*WHAT THE TASK ASKS*.
Which of the lines below include "Campaign"? Each one should be copied out.

──────── WORKING DATA ────────

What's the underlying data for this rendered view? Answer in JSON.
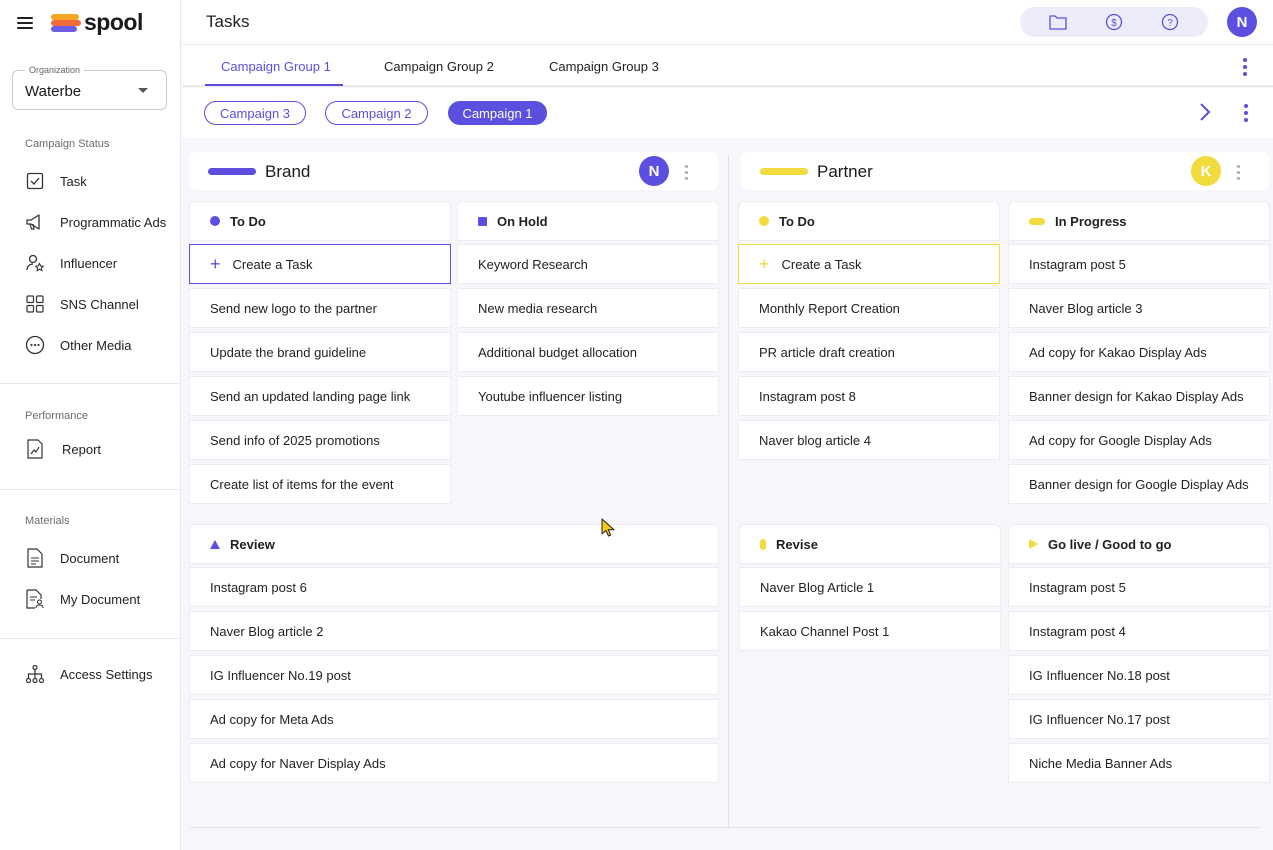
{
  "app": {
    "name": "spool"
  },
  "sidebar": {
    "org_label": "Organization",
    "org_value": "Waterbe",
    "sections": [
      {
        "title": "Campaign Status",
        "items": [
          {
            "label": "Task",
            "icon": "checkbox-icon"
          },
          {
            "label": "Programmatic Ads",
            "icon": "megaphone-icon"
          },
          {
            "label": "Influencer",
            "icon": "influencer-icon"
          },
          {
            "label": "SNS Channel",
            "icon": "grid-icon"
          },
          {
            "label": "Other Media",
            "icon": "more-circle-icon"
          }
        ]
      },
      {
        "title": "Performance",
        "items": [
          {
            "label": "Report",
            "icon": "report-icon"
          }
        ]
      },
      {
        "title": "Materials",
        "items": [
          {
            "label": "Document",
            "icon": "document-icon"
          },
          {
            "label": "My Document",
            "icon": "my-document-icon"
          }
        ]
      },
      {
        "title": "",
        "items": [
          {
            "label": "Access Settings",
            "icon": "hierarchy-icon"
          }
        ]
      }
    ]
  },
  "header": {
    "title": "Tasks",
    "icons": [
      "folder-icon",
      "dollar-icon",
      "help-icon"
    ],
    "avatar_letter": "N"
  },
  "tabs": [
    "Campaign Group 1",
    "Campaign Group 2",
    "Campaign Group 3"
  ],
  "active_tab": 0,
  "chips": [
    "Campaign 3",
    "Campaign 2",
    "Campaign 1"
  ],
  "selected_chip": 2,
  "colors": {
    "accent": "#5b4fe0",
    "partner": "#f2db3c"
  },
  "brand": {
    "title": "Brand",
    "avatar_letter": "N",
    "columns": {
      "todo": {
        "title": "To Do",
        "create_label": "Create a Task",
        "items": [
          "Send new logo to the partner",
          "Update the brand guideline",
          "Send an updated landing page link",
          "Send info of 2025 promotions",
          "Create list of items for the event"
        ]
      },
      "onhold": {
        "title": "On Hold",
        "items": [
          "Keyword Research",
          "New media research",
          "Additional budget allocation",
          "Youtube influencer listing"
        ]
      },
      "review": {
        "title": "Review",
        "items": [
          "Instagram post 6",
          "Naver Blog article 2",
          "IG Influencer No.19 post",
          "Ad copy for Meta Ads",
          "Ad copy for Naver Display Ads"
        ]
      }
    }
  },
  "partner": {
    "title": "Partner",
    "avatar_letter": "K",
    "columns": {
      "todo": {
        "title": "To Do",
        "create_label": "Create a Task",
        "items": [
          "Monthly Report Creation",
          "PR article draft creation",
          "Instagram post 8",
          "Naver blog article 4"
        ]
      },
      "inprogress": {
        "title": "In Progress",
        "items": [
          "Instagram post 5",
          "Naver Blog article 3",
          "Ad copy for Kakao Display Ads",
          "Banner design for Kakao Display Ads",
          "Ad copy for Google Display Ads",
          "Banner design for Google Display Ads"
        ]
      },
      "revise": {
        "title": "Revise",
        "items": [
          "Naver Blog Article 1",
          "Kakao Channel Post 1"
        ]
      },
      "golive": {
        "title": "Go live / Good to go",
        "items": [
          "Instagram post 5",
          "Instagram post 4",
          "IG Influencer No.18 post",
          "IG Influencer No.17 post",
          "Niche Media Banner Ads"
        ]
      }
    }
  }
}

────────
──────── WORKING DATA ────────

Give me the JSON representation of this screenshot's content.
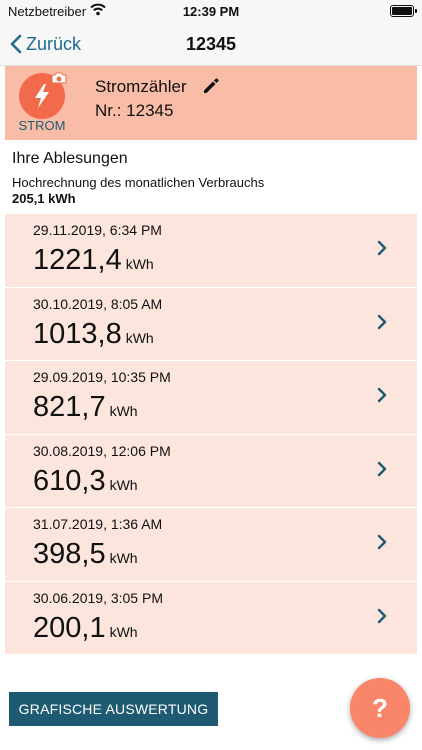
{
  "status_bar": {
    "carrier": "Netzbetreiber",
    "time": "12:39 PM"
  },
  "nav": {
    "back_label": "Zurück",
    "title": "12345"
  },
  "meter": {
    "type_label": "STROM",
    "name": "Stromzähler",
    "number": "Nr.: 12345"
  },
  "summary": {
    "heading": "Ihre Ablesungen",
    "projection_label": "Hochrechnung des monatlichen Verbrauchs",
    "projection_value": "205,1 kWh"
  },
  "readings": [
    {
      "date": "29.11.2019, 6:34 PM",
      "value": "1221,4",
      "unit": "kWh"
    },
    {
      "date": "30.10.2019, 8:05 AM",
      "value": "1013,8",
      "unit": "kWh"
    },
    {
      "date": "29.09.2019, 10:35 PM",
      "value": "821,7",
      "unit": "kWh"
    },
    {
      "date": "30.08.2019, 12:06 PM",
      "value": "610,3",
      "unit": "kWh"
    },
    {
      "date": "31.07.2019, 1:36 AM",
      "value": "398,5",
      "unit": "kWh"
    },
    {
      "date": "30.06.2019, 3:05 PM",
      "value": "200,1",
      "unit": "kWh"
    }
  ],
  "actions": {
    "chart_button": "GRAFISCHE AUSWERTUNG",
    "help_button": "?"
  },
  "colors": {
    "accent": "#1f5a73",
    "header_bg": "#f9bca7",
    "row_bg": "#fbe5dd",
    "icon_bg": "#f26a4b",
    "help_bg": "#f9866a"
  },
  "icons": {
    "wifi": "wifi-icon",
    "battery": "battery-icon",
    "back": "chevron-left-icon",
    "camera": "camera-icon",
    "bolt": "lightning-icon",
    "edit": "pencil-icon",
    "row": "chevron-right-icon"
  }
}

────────

*ANSWER SPACE*.
        "title": "Campaign Status",
    "Campaign Group 1",
    "Campaign Group 2",
    "Campaign Group 3"
    "Campaign 3",
    "Campaign 2",
    "Campaign 1"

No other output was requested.